The records need to be set down again exactly as they appear.

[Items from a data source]
*-*-*
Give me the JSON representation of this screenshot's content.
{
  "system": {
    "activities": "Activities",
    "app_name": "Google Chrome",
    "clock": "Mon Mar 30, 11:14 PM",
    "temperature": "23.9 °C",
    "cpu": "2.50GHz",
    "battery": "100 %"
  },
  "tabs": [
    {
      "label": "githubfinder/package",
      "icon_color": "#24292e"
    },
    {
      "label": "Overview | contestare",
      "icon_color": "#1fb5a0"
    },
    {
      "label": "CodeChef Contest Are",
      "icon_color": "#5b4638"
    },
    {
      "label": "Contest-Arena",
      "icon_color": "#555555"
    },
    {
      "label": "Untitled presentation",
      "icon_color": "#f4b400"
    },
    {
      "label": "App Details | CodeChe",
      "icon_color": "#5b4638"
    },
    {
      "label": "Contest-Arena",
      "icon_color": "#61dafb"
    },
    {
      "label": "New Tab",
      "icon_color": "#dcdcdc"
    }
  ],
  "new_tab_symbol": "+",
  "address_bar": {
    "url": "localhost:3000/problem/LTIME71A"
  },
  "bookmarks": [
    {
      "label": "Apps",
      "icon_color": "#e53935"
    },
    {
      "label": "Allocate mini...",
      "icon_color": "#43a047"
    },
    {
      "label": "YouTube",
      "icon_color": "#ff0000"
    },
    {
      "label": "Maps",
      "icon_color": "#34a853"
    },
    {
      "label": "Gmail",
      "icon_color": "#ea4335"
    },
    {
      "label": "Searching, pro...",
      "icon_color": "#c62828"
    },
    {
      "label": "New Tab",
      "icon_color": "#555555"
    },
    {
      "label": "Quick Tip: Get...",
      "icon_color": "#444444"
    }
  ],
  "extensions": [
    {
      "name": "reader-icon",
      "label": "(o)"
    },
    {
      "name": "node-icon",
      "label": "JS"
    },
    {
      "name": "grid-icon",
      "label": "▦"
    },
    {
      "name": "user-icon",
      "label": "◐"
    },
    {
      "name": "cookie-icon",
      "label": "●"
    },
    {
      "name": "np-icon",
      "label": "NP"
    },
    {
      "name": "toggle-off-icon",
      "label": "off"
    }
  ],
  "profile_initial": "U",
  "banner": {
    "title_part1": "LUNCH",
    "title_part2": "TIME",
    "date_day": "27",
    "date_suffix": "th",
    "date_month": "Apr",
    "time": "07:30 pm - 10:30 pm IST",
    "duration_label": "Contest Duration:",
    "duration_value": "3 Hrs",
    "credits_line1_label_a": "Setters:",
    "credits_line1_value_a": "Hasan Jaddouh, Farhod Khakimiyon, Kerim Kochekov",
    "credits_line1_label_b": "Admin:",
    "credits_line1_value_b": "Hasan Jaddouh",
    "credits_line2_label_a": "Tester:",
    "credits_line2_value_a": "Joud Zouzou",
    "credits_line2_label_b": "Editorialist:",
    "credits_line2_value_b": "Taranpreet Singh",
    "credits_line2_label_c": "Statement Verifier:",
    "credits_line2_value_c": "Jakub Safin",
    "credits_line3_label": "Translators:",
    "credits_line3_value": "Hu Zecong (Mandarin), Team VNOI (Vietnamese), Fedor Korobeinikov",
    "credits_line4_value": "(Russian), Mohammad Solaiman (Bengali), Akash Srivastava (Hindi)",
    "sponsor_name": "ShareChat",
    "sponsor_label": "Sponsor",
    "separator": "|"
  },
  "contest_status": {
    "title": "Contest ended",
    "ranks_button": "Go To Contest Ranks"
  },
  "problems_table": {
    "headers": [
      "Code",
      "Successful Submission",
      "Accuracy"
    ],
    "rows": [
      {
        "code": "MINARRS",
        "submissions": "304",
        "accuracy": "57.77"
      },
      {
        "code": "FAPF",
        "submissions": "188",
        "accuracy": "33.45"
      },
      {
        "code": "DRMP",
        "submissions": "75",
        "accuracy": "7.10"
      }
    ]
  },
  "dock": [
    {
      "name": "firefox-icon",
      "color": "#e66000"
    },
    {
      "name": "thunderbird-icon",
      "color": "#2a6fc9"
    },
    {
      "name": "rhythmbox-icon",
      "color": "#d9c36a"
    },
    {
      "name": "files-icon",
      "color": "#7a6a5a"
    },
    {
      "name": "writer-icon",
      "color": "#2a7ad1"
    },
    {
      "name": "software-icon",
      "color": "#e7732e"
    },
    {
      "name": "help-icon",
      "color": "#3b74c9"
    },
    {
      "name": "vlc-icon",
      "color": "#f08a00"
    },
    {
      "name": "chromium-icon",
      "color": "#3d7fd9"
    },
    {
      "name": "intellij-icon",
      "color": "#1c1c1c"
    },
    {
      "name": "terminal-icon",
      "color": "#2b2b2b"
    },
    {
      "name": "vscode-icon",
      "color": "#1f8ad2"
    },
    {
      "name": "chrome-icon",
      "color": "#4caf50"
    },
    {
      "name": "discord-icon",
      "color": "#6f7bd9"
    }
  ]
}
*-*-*
Solution for this problem:
Give me the JSON representation of this screenshot's content.
{
  "system": {
    "activities": "Activities",
    "app_name": "Google Chrome",
    "clock": "Mon Mar 30, 11:14 PM",
    "temperature": "23.9 °C",
    "cpu": "2.50GHz",
    "battery": "100 %"
  },
  "tabs": [
    {
      "label": "githubfinder/package",
      "icon_color": "#24292e"
    },
    {
      "label": "Overview | contestare",
      "icon_color": "#1fb5a0"
    },
    {
      "label": "CodeChef Contest Are",
      "icon_color": "#5b4638"
    },
    {
      "label": "Contest-Arena",
      "icon_color": "#555555"
    },
    {
      "label": "Untitled presentation",
      "icon_color": "#f4b400"
    },
    {
      "label": "App Details | CodeChe",
      "icon_color": "#5b4638"
    },
    {
      "label": "Contest-Arena",
      "icon_color": "#61dafb"
    },
    {
      "label": "New Tab",
      "icon_color": "#dcdcdc"
    }
  ],
  "new_tab_symbol": "+",
  "address_bar": {
    "url": "localhost:3000/problem/LTIME71A"
  },
  "bookmarks": [
    {
      "label": "Apps",
      "icon_color": "#e53935"
    },
    {
      "label": "Allocate mini...",
      "icon_color": "#43a047"
    },
    {
      "label": "YouTube",
      "icon_color": "#ff0000"
    },
    {
      "label": "Maps",
      "icon_color": "#34a853"
    },
    {
      "label": "Gmail",
      "icon_color": "#ea4335"
    },
    {
      "label": "Searching, pro...",
      "icon_color": "#c62828"
    },
    {
      "label": "New Tab",
      "icon_color": "#555555"
    },
    {
      "label": "Quick Tip: Get...",
      "icon_color": "#444444"
    }
  ],
  "extensions": [
    {
      "name": "reader-icon",
      "label": "(o)"
    },
    {
      "name": "node-icon",
      "label": "JS"
    },
    {
      "name": "grid-icon",
      "label": "▦"
    },
    {
      "name": "user-icon",
      "label": "◐"
    },
    {
      "name": "cookie-icon",
      "label": "●"
    },
    {
      "name": "np-icon",
      "label": "NP"
    },
    {
      "name": "toggle-off-icon",
      "label": "off"
    }
  ],
  "profile_initial": "U",
  "banner": {
    "title_part1": "LUNCH",
    "title_part2": "TIME",
    "date_day": "27",
    "date_suffix": "th",
    "date_month": "Apr",
    "time": "07:30 pm - 10:30 pm IST",
    "duration_label": "Contest Duration:",
    "duration_value": "3 Hrs",
    "credits_line1_label_a": "Setters:",
    "credits_line1_value_a": "Hasan Jaddouh, Farhod Khakimiyon, Kerim Kochekov",
    "credits_line1_label_b": "Admin:",
    "credits_line1_value_b": "Hasan Jaddouh",
    "credits_line2_label_a": "Tester:",
    "credits_line2_value_a": "Joud Zouzou",
    "credits_line2_label_b": "Editorialist:",
    "credits_line2_value_b": "Taranpreet Singh",
    "credits_line2_label_c": "Statement Verifier:",
    "credits_line2_value_c": "Jakub Safin",
    "credits_line3_label": "Translators:",
    "credits_line3_value": "Hu Zecong (Mandarin), Team VNOI (Vietnamese), Fedor Korobeinikov",
    "credits_line4_value": "(Russian), Mohammad Solaiman (Bengali), Akash Srivastava (Hindi)",
    "sponsor_name": "ShareChat",
    "sponsor_label": "Sponsor",
    "separator": "|"
  },
  "contest_status": {
    "title": "Contest ended",
    "ranks_button": "Go To Contest Ranks"
  },
  "problems_table": {
    "headers": [
      "Code",
      "Successful Submission",
      "Accuracy"
    ],
    "rows": [
      {
        "code": "MINARRS",
        "submissions": "304",
        "accuracy": "57.77"
      },
      {
        "code": "FAPF",
        "submissions": "188",
        "accuracy": "33.45"
      },
      {
        "code": "DRMP",
        "submissions": "75",
        "accuracy": "7.10"
      }
    ]
  },
  "dock": [
    {
      "name": "firefox-icon",
      "color": "#e66000"
    },
    {
      "name": "thunderbird-icon",
      "color": "#2a6fc9"
    },
    {
      "name": "rhythmbox-icon",
      "color": "#d9c36a"
    },
    {
      "name": "files-icon",
      "color": "#7a6a5a"
    },
    {
      "name": "writer-icon",
      "color": "#2a7ad1"
    },
    {
      "name": "software-icon",
      "color": "#e7732e"
    },
    {
      "name": "help-icon",
      "color": "#3b74c9"
    },
    {
      "name": "vlc-icon",
      "color": "#f08a00"
    },
    {
      "name": "chromium-icon",
      "color": "#3d7fd9"
    },
    {
      "name": "intellij-icon",
      "color": "#1c1c1c"
    },
    {
      "name": "terminal-icon",
      "color": "#2b2b2b"
    },
    {
      "name": "vscode-icon",
      "color": "#1f8ad2"
    },
    {
      "name": "chrome-icon",
      "color": "#4caf50"
    },
    {
      "name": "discord-icon",
      "color": "#6f7bd9"
    }
  ]
}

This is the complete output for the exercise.